Design for environment and environmental quality: regulatory policy or voluntary programs?
Design for Environment (DfE) is one of the more promising tools for reducing the environmental impact throughout the product life-cycle. Since most of the waste management and recycling problems are "locked" into the product at the design stage, DfE provides a relevant opportunity to make critical interventions early in the product development process in order to eliminate, avoid or reduce downstream environmental impacts. DfE activities are stimulated in different ways in different countries. In this paper we analyze the relationship between DfE incentives, public policies and voluntary programs, by considering the theoretical and empirical literature. We distinguish between an "European approach", where DfE is spurred by public regulations, and a "US approach", where producers pursue more voluntary efforts in reducing the environmental impacts of their products. By providing an overview of the theoretical and empirical literature, we conclude that public policies tend to be more effective in spurring DfE.
If you experience problems downloading a file, check if you have the proper application to view it first. In case of further problems read the IDEAS help page. Note that these files are not on the IDEAS site. Please be patient as the files may be large.
As the access to this document is restricted, you may want to look for a different version under "Related research" (further below) or search for a different version of it.
When requesting a correction, please mention this item's handle: RePEc:mul:j1t56u:doi:10.2382/27532:y:2008:i:3:p:399-422. See general information about how to correct material in RePEc.

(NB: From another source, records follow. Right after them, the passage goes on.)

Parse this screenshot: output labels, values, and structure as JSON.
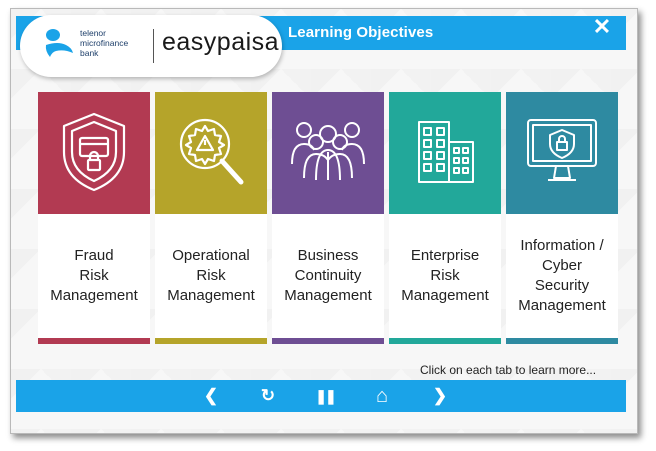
{
  "header": {
    "title": "Learning Objectives",
    "close_label": "✕",
    "logo": {
      "bank_lines": [
        "telenor",
        "microfinance",
        "bank"
      ],
      "brand": "easypaisa"
    }
  },
  "tabs": [
    {
      "id": "fraud",
      "label": "Fraud\nRisk\nManagement",
      "color": "#b23a52",
      "icon": "shield-card-icon"
    },
    {
      "id": "operational",
      "label": "Operational\nRisk\nManagement",
      "color": "#b5a42a",
      "icon": "gear-magnifier-icon"
    },
    {
      "id": "business",
      "label": "Business\nContinuity\nManagement",
      "color": "#6e4e93",
      "icon": "team-people-icon"
    },
    {
      "id": "enterprise",
      "label": "Enterprise\nRisk\nManagement",
      "color": "#22a89a",
      "icon": "buildings-icon"
    },
    {
      "id": "infosec",
      "label": "Information /\nCyber\nSecurity\nManagement",
      "color": "#2e8aa1",
      "icon": "monitor-lock-icon"
    }
  ],
  "hint": "Click on each tab to learn more...",
  "nav": {
    "prev": "❮",
    "replay": "↻",
    "pause": "❚❚",
    "home": "⌂",
    "next": "❯"
  },
  "colors": {
    "accent": "#1aa3e8"
  }
}
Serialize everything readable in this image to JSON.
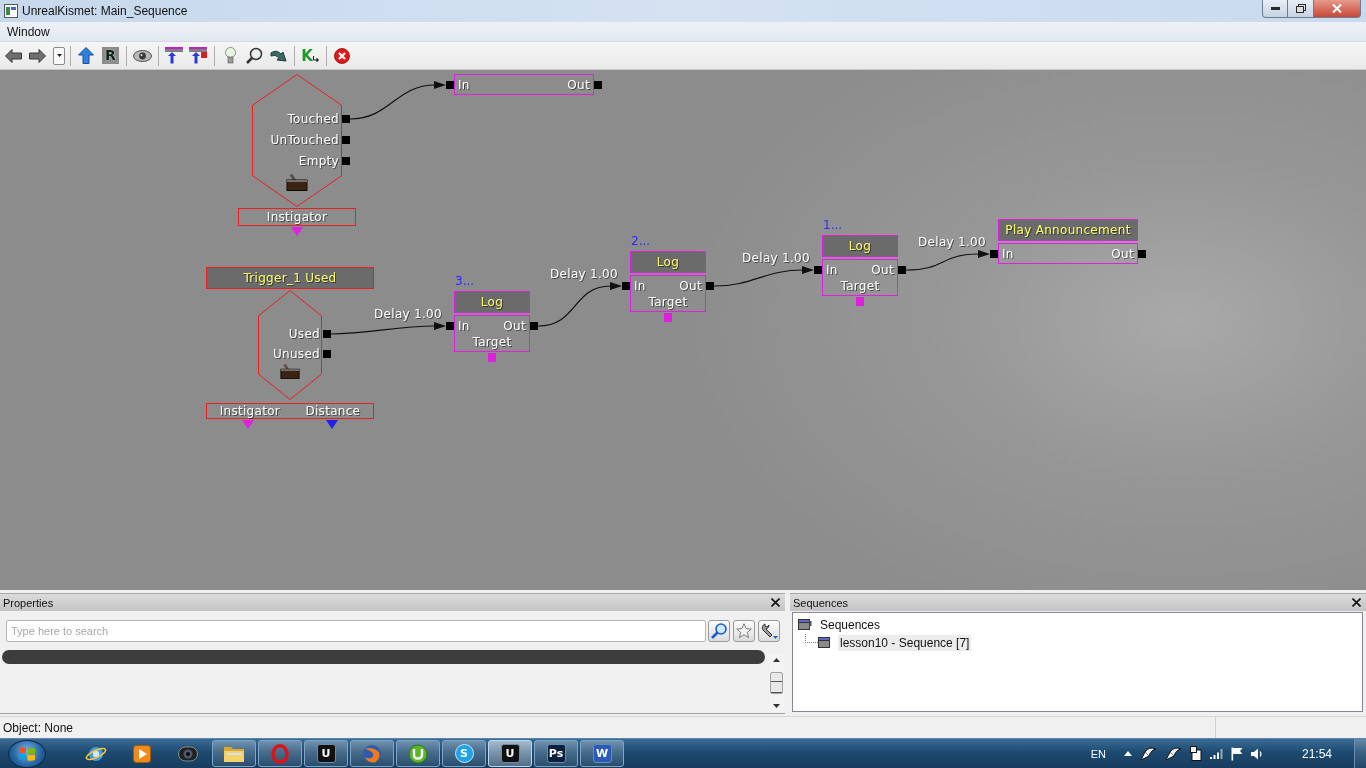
{
  "window": {
    "title": "UnrealKismet: Main_Sequence"
  },
  "menu": [
    {
      "label": "Window"
    }
  ],
  "toolbar": {
    "groups": [
      [
        {
          "kind": "back"
        },
        {
          "kind": "forward"
        },
        {
          "kind": "history"
        }
      ],
      [
        {
          "kind": "parent"
        },
        {
          "kind": "letter",
          "label": "R"
        }
      ],
      [
        {
          "kind": "eye"
        }
      ],
      [
        {
          "kind": "pin"
        },
        {
          "kind": "pin2"
        }
      ],
      [
        {
          "kind": "bulb"
        },
        {
          "kind": "zoom"
        },
        {
          "kind": "turn"
        }
      ],
      [
        {
          "kind": "letterarrow",
          "label": "K"
        }
      ],
      [
        {
          "kind": "stop"
        }
      ]
    ]
  },
  "canvas": {
    "events": [
      {
        "outputs": [
          "Touched",
          "UnTouched",
          "Empty"
        ],
        "variables": [
          {
            "label": "Instigator",
            "color": "#e020e0"
          }
        ]
      },
      {
        "title": "Trigger_1 Used",
        "outputs": [
          "Used",
          "Unused"
        ],
        "variables": [
          {
            "label": "Instigator",
            "color": "#e020e0"
          },
          {
            "label": "Distance",
            "color": "#2020e8"
          }
        ]
      }
    ],
    "actions": [
      {
        "inputs": [
          "In"
        ],
        "outputs": [
          "Out"
        ]
      },
      {
        "comment": "3...",
        "title": "Log",
        "inputs": [
          "In"
        ],
        "outputs": [
          "Out"
        ],
        "variables": [
          "Target"
        ]
      },
      {
        "comment": "2...",
        "title": "Log",
        "inputs": [
          "In"
        ],
        "outputs": [
          "Out"
        ],
        "variables": [
          "Target"
        ]
      },
      {
        "comment": "1...",
        "title": "Log",
        "inputs": [
          "In"
        ],
        "outputs": [
          "Out"
        ],
        "variables": [
          "Target"
        ]
      },
      {
        "title": "Play Announcement",
        "inputs": [
          "In"
        ],
        "outputs": [
          "Out"
        ]
      }
    ],
    "links": [
      {
        "kind": "wire"
      },
      {
        "kind": "wire",
        "label": "Delay 1.00"
      },
      {
        "kind": "wire",
        "label": "Delay 1.00"
      },
      {
        "kind": "wire",
        "label": "Delay 1.00"
      },
      {
        "kind": "wire",
        "label": "Delay 1.00"
      }
    ]
  },
  "properties_panel": {
    "title": "Properties",
    "search": {
      "placeholder": "Type here to search"
    }
  },
  "sequences_panel": {
    "title": "Sequences",
    "tree": [
      {
        "label": "Sequences",
        "selected": false,
        "children": [
          {
            "label": "lesson10 - Sequence [7]",
            "selected": true
          }
        ]
      }
    ]
  },
  "status_bar": {
    "text": "Object: None"
  },
  "taskbar": {
    "apps": [
      {
        "kind": "orbit",
        "running": false,
        "selected": false
      },
      {
        "kind": "play",
        "running": false,
        "selected": false
      },
      {
        "kind": "camera",
        "running": false,
        "selected": false
      },
      {
        "kind": "folder",
        "running": true,
        "selected": false
      },
      {
        "kind": "ring",
        "running": true,
        "selected": false
      },
      {
        "kind": "letter",
        "glyph": "U",
        "color": "#111111",
        "running": true,
        "selected": false
      },
      {
        "kind": "globe",
        "running": true,
        "selected": false
      },
      {
        "kind": "disc",
        "running": true,
        "selected": false
      },
      {
        "kind": "round",
        "glyph": "S",
        "color": "#1fa3e8",
        "running": true,
        "selected": false
      },
      {
        "kind": "letter",
        "glyph": "U",
        "color": "#111111",
        "running": true,
        "selected": true
      },
      {
        "kind": "letter",
        "glyph": "Ps",
        "color": "#0b1f3f",
        "running": true,
        "selected": false
      },
      {
        "kind": "letter",
        "glyph": "W",
        "color": "#2b5bb8",
        "running": true,
        "selected": false
      }
    ],
    "tray": {
      "language": "EN",
      "clock": "21:54"
    }
  }
}
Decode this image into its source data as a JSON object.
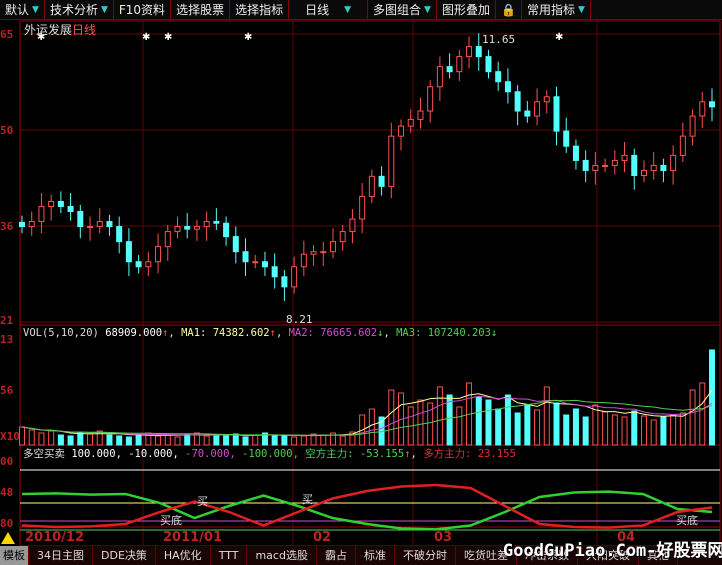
{
  "toolbar": {
    "items": [
      "默认",
      "技术分析",
      "F10资料",
      "选择股票",
      "选择指标",
      "日线",
      "多图组合",
      "图形叠加",
      "常用指标"
    ]
  },
  "main": {
    "stock": "外运发展",
    "period": "日线",
    "high_label": "11.65",
    "low_label": "8.21",
    "axis_labels": [
      "65",
      "50",
      "36",
      "21"
    ],
    "closes": [
      9.35,
      9.41,
      9.59,
      9.65,
      9.59,
      9.53,
      9.35,
      9.35,
      9.41,
      9.35,
      9.17,
      8.93,
      8.87,
      8.93,
      9.11,
      9.29,
      9.35,
      9.32,
      9.35,
      9.41,
      9.39,
      9.23,
      9.05,
      8.93,
      8.93,
      8.87,
      8.75,
      8.63,
      8.87,
      9.02,
      9.05,
      9.05,
      9.17,
      9.29,
      9.44,
      9.71,
      9.95,
      9.83,
      10.43,
      10.55,
      10.63,
      10.73,
      11.02,
      11.26,
      11.2,
      11.38,
      11.5,
      11.38,
      11.2,
      11.08,
      10.96,
      10.73,
      10.67,
      10.84,
      10.9,
      10.49,
      10.31,
      10.14,
      10.02,
      10.08,
      10.08,
      10.14,
      10.2,
      9.96,
      10.02,
      10.08,
      10.02,
      10.2,
      10.43,
      10.67,
      10.84,
      10.78
    ]
  },
  "volume": {
    "label": "VOL(5,10,20)",
    "value": "68909.000",
    "ma1_label": "MA1:",
    "ma1": "74382.602",
    "ma2_label": "MA2:",
    "ma2": "76665.602",
    "ma3_label": "MA3:",
    "ma3": "107240.203",
    "axis_labels": [
      "13",
      "56",
      "X10"
    ],
    "values": [
      18,
      15,
      12,
      14,
      10,
      9,
      12,
      11,
      14,
      10,
      9,
      8,
      10,
      12,
      9,
      10,
      8,
      11,
      12,
      9,
      10,
      9,
      11,
      8,
      10,
      12,
      9,
      10,
      8,
      9,
      11,
      10,
      12,
      9,
      13,
      30,
      36,
      28,
      55,
      52,
      38,
      45,
      42,
      58,
      50,
      38,
      62,
      48,
      45,
      36,
      50,
      32,
      40,
      35,
      58,
      42,
      30,
      36,
      28,
      40,
      33,
      30,
      28,
      34,
      29,
      25,
      28,
      30,
      32,
      55,
      62,
      95
    ]
  },
  "indicator": {
    "name": "多空买卖",
    "v1": "100.000,",
    "v2": "-10.000,",
    "v3": "-70.000,",
    "v4": "-100.000,",
    "short_label": "空方主力:",
    "short_val": "-53.155",
    "long_label": "多方主力:",
    "long_val": "23.155",
    "axis_labels": [
      "00",
      "48",
      "80"
    ],
    "buy_label": "买",
    "buy_bottom_label": "买底",
    "green": [
      20,
      22,
      18,
      20,
      -10,
      -60,
      -20,
      15,
      -20,
      -60,
      -80,
      -95,
      -98,
      -85,
      -40,
      10,
      25,
      28,
      20,
      -30,
      -40
    ],
    "red": [
      -85,
      -90,
      -88,
      -80,
      -40,
      -5,
      -40,
      -85,
      -40,
      5,
      30,
      45,
      50,
      40,
      -20,
      -80,
      -90,
      -92,
      -85,
      -40,
      -25
    ]
  },
  "dates": [
    "2010/12",
    "2011/01",
    "02",
    "03",
    "04"
  ],
  "tabs": [
    "模板",
    "34日主图",
    "DDE决策",
    "HA优化",
    "TTT",
    "macd选股",
    "霸占",
    "标准",
    "不破分时",
    "吃货吐差",
    "冲击系数",
    "大阳突破",
    "其他"
  ],
  "watermark": "GoodGuPiao.Com-好股票网",
  "colors": {
    "up": "#ff5050",
    "down": "#54ffff",
    "frame": "#a00000",
    "ma1": "#ffffa0",
    "ma2": "#d050d0",
    "ma3": "#50d050"
  }
}
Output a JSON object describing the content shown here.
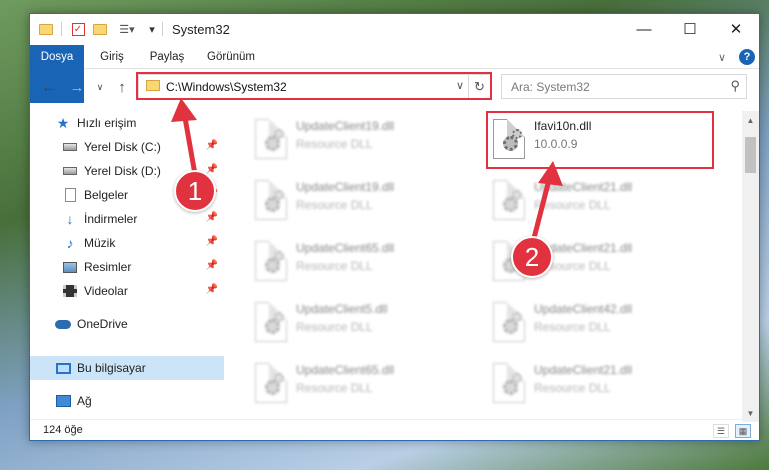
{
  "window": {
    "title": "System32"
  },
  "ribbon": {
    "tabs": [
      "Dosya",
      "Giriş",
      "Paylaş",
      "Görünüm"
    ]
  },
  "address": {
    "path": "C:\\Windows\\System32",
    "search_placeholder": "Ara: System32"
  },
  "sidebar": {
    "quick_access": "Hızlı erişim",
    "items": [
      {
        "label": "Yerel Disk (C:)",
        "icon": "drive-icon"
      },
      {
        "label": "Yerel Disk (D:)",
        "icon": "drive-icon"
      },
      {
        "label": "Belgeler",
        "icon": "documents-icon"
      },
      {
        "label": "İndirmeler",
        "icon": "downloads-icon"
      },
      {
        "label": "Müzik",
        "icon": "music-icon"
      },
      {
        "label": "Resimler",
        "icon": "pictures-icon"
      },
      {
        "label": "Videolar",
        "icon": "videos-icon"
      }
    ],
    "onedrive": "OneDrive",
    "this_pc": "Bu bilgisayar",
    "network": "Ağ"
  },
  "files": {
    "left": [
      {
        "name": "UpdateClient19.dll",
        "sub": "Resource DLL"
      },
      {
        "name": "UpdateClient19.dll",
        "sub": "Resource DLL"
      },
      {
        "name": "UpdateClient65.dll",
        "sub": "Resource DLL"
      },
      {
        "name": "UpdateClient5.dll",
        "sub": "Resource DLL"
      },
      {
        "name": "UpdateClient65.dll",
        "sub": "Resource DLL"
      }
    ],
    "right": [
      {
        "name": "Ifavi10n.dll",
        "sub": "10.0.0.9"
      },
      {
        "name": "UpdateClient21.dll",
        "sub": "Resource DLL"
      },
      {
        "name": "UpdateClient21.dll",
        "sub": "Resource DLL"
      },
      {
        "name": "UpdateClient42.dll",
        "sub": "Resource DLL"
      },
      {
        "name": "UpdateClient21.dll",
        "sub": "Resource DLL"
      }
    ]
  },
  "status": {
    "count": "124 öğe"
  },
  "callouts": {
    "one": "1",
    "two": "2"
  },
  "colors": {
    "accent": "#1a64b5",
    "highlight": "#e0333f",
    "selection": "#cce4f7"
  }
}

For technical questions regarding this item, or to correct its authors, title, abstract, bibliographic or download information, contact: ()
If references are entirely missing, you can add them using this form.